What to do: Look for the string "vacunación" in the listing below and copy every line in which it appears.

══ The data ══

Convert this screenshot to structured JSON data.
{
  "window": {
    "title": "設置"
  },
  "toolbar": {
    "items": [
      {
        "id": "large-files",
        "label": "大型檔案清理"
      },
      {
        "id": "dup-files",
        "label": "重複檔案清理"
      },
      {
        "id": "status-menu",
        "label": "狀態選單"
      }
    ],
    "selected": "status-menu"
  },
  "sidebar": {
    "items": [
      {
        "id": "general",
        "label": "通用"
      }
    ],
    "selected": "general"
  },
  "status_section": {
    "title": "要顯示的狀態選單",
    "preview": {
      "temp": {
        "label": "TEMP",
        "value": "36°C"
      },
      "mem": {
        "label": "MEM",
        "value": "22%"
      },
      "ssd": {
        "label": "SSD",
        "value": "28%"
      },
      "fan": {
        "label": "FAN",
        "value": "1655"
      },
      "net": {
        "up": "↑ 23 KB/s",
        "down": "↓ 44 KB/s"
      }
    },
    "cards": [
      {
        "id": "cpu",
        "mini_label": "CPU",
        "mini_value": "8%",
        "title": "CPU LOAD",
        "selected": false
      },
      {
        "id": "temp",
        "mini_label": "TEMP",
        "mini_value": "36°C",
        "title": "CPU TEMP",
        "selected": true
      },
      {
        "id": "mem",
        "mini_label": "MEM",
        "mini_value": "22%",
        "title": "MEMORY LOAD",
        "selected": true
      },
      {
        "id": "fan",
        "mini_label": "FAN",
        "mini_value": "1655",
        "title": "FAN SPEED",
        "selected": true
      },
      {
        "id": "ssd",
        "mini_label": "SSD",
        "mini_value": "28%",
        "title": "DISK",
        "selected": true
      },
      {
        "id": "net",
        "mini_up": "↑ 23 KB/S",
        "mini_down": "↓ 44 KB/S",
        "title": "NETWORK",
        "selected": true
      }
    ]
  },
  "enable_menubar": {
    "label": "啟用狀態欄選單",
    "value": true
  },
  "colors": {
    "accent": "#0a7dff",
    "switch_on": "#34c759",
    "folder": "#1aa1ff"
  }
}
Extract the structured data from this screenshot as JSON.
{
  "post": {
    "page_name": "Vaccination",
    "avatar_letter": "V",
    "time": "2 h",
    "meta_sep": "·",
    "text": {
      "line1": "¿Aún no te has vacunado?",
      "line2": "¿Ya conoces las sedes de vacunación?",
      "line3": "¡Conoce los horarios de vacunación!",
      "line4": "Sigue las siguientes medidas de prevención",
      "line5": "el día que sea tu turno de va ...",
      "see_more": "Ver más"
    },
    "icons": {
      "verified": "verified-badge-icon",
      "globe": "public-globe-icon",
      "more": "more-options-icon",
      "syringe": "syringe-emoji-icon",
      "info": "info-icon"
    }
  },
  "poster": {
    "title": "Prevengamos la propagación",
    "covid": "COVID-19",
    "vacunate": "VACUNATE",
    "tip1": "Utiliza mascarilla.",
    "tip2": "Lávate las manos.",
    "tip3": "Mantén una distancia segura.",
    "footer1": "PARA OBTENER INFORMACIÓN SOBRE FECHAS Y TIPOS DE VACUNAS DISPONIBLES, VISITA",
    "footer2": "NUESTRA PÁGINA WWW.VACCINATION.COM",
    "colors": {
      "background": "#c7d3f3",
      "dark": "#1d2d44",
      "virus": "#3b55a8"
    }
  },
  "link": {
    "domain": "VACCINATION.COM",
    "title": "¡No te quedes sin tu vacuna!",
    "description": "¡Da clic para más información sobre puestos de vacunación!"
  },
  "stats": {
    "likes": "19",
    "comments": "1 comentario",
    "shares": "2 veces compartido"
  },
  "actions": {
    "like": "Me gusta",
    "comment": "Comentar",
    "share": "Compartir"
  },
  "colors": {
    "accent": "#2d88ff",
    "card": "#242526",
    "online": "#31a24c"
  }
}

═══

Exercise output:
      "line2": "¿Ya conoces las sedes de vacunación?",
      "line3": "¡Conoce los horarios de vacunación!",
    "description": "¡Da clic para más información sobre puestos de vacunación!"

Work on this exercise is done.